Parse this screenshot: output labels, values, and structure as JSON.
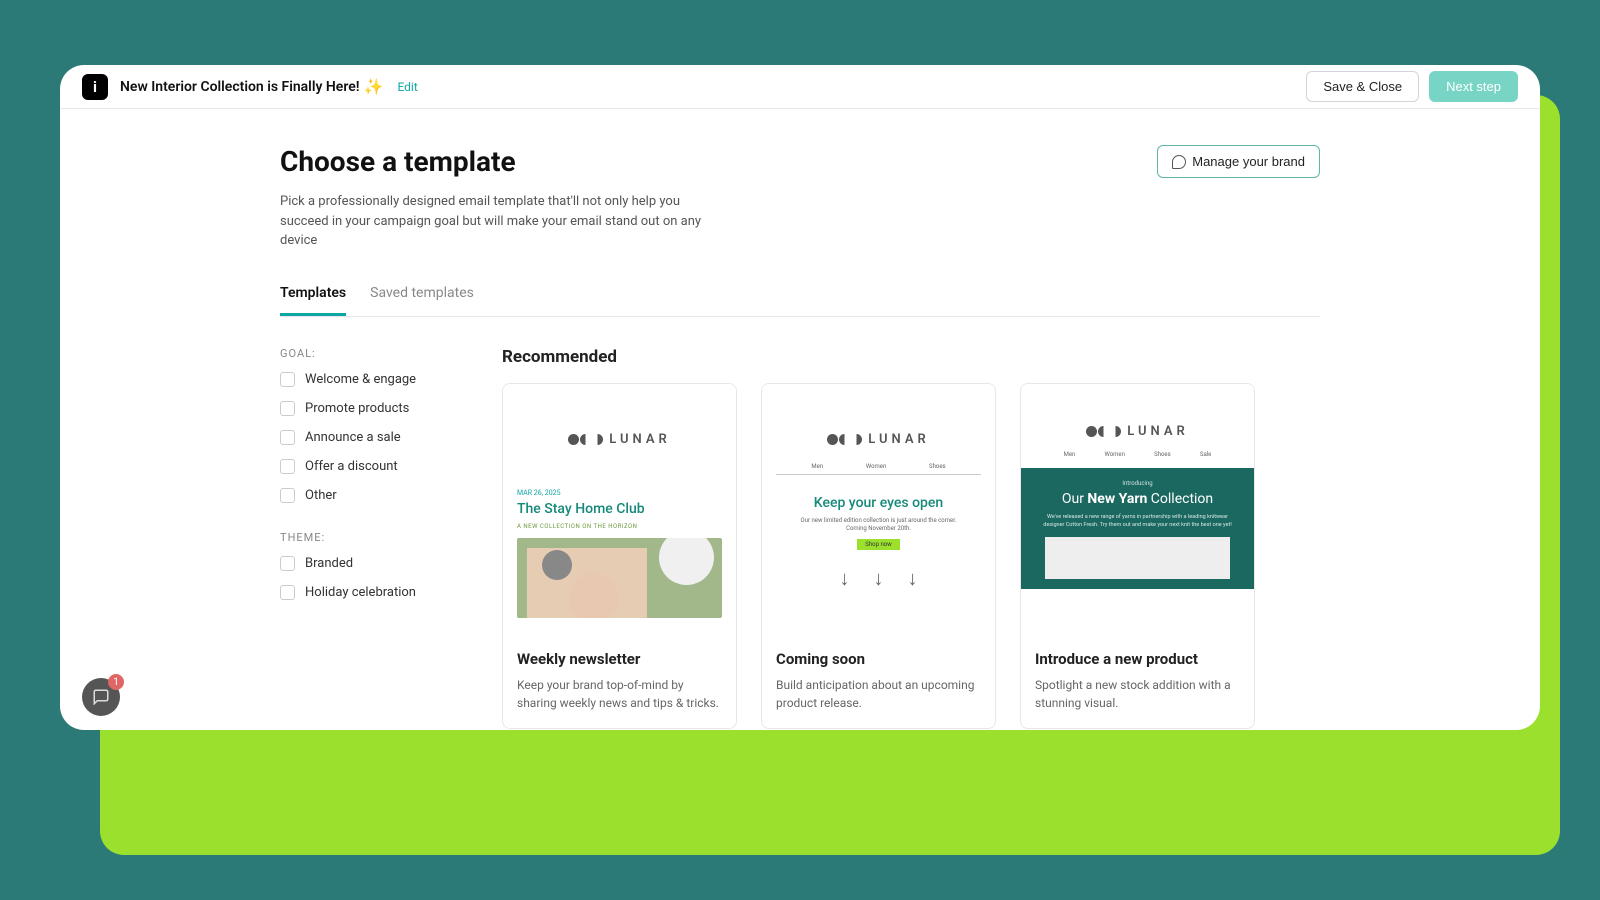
{
  "header": {
    "campaign_title": "New Interior Collection is Finally Here!",
    "sparkle": "✨",
    "edit_label": "Edit",
    "save_close_label": "Save & Close",
    "next_step_label": "Next step"
  },
  "page": {
    "title": "Choose a template",
    "subtitle": "Pick a professionally designed email template that'll not only help you succeed in your campaign goal but will make your email stand out on any device",
    "manage_brand_label": "Manage your brand"
  },
  "tabs": [
    {
      "label": "Templates",
      "active": true
    },
    {
      "label": "Saved templates",
      "active": false
    }
  ],
  "filters": {
    "goal_heading": "GOAL:",
    "goal_items": [
      "Welcome & engage",
      "Promote products",
      "Announce a sale",
      "Offer a discount",
      "Other"
    ],
    "theme_heading": "THEME:",
    "theme_items": [
      "Branded",
      "Holiday celebration"
    ]
  },
  "section_title": "Recommended",
  "cards": [
    {
      "title": "Weekly newsletter",
      "desc": "Keep your brand top-of-mind by sharing weekly news and tips & tricks.",
      "preview": {
        "brand": "LUNAR",
        "date": "MAR 26, 2025",
        "headline": "The Stay Home Club",
        "subline": "A NEW COLLECTION ON THE HORIZON"
      }
    },
    {
      "title": "Coming soon",
      "desc": "Build anticipation about an upcoming product release.",
      "preview": {
        "brand": "LUNAR",
        "nav": [
          "Men",
          "Women",
          "Shoes"
        ],
        "headline": "Keep your eyes open",
        "subline": "Our new limited edition collection is just around the corner. Coming November 20th.",
        "cta": "Shop now"
      }
    },
    {
      "title": "Introduce a new product",
      "desc": "Spotlight a new stock addition with a stunning visual.",
      "preview": {
        "brand": "LUNAR",
        "nav": [
          "Men",
          "Women",
          "Shoes",
          "Sale"
        ],
        "intro": "Introducing",
        "headline_pre": "Our ",
        "headline_strong": "New Yarn",
        "headline_post": " Collection",
        "subline": "We've released a new range of yarns in partnership with a leading knitwear designer Cotton Fresh. Try them out and make your next knit the best one yet!"
      }
    }
  ],
  "chat": {
    "badge": "1"
  }
}
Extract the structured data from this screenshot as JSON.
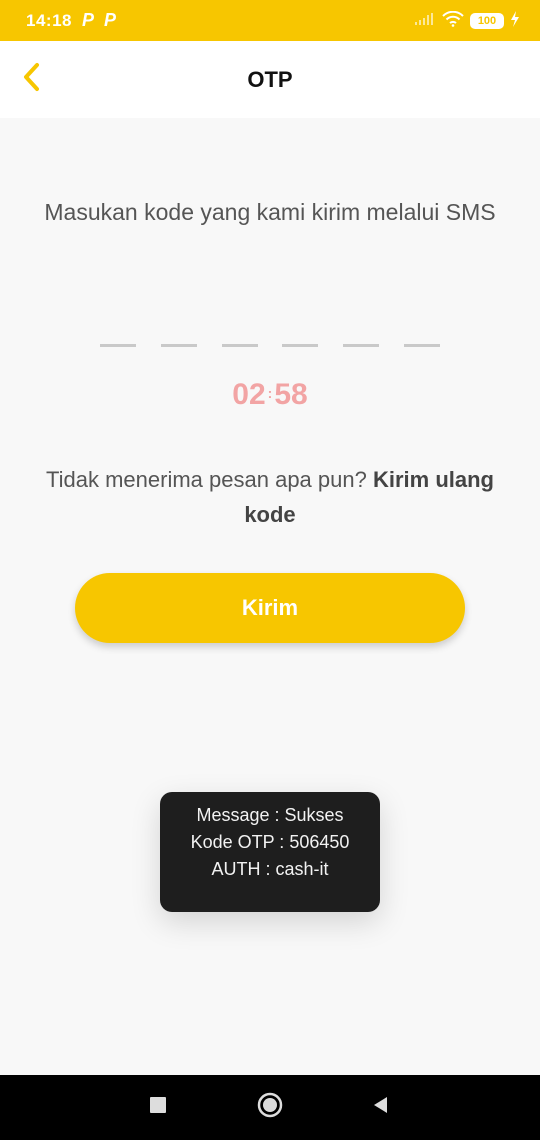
{
  "status_bar": {
    "time": "14:18",
    "notification_icons": [
      "P",
      "P"
    ],
    "battery": "100"
  },
  "header": {
    "title": "OTP"
  },
  "main": {
    "instruction": "Masukan kode yang kami kirim melalui SMS",
    "otp_slots": 6,
    "timer": {
      "minutes": "02",
      "seconds": "58"
    },
    "resend_prefix": "Tidak menerima pesan apa pun?",
    "resend_link": "Kirim ulang kode",
    "submit_label": "Kirim"
  },
  "toast": {
    "line1": "Message : Sukses",
    "line2": "Kode OTP : 506450",
    "line3": "AUTH : cash-it"
  },
  "colors": {
    "accent": "#f7c600",
    "timer": "#f2a4a4",
    "toast_bg": "#1e1e1e"
  }
}
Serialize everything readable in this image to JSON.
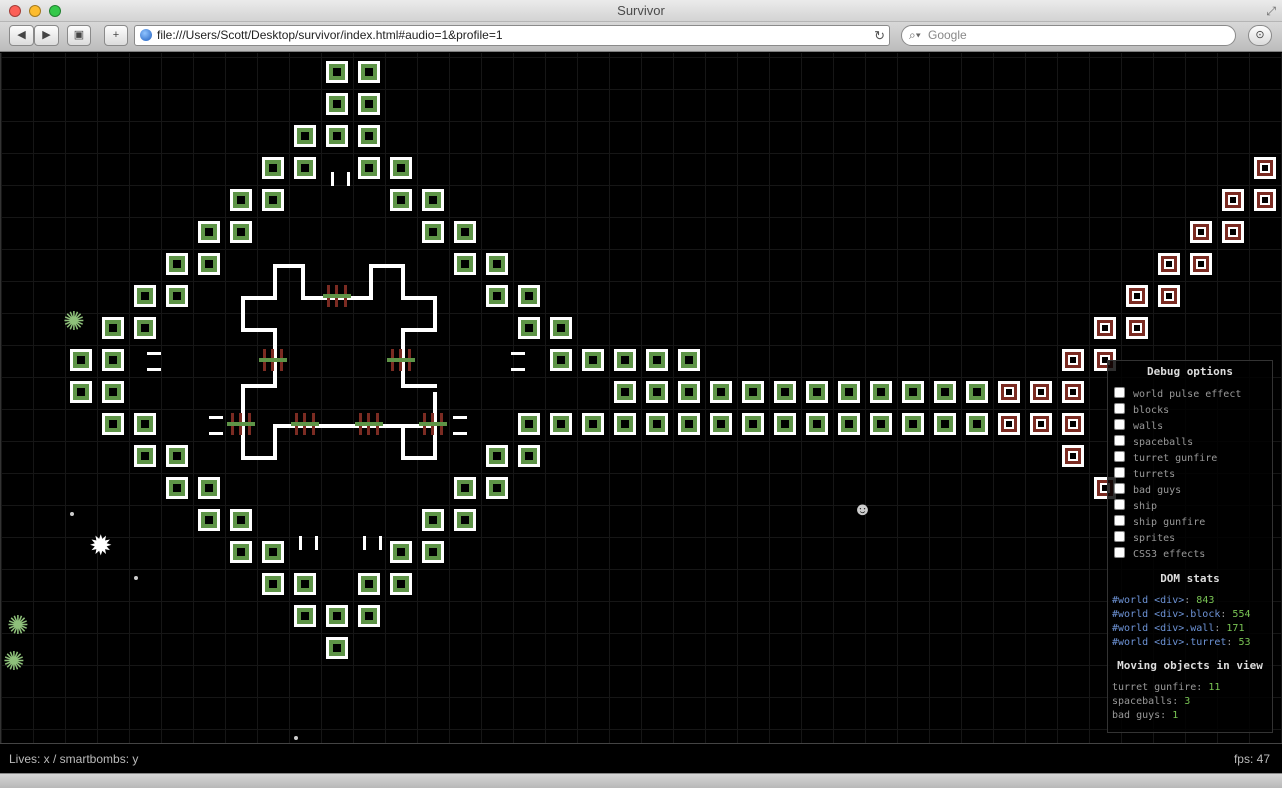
{
  "window": {
    "title": "Survivor",
    "url": "file:///Users/Scott/Desktop/survivor/index.html#audio=1&profile=1",
    "search_placeholder": "Google"
  },
  "status": {
    "lives": "Lives: x / smartbombs: y",
    "fps": "fps: 47"
  },
  "debug": {
    "title": "Debug options",
    "options": [
      "world pulse effect",
      "blocks",
      "walls",
      "spaceballs",
      "turret gunfire",
      "turrets",
      "bad guys",
      "ship",
      "ship gunfire",
      "sprites",
      "CSS3 effects"
    ],
    "dom_title": "DOM stats",
    "dom_stats": [
      {
        "selector": "#world <div>",
        "value": "843"
      },
      {
        "selector": "#world <div>.block",
        "value": "554"
      },
      {
        "selector": "#world <div>.wall",
        "value": "171"
      },
      {
        "selector": "#world <div>.turret",
        "value": "53"
      }
    ],
    "moving_title": "Moving objects in view",
    "moving": [
      {
        "label": "turret gunfire",
        "value": "11"
      },
      {
        "label": "spaceballs",
        "value": "3"
      },
      {
        "label": "bad guys",
        "value": "1"
      }
    ]
  },
  "colors": {
    "block_green": "#5e9447",
    "block_red": "#7b2b22",
    "turret_green": "#5e9447",
    "turret_red": "#7b2b22",
    "debug_selector": "#6d93d6",
    "debug_value": "#79c454"
  }
}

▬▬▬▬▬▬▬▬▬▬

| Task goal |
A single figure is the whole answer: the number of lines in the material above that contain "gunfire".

| Task result |
3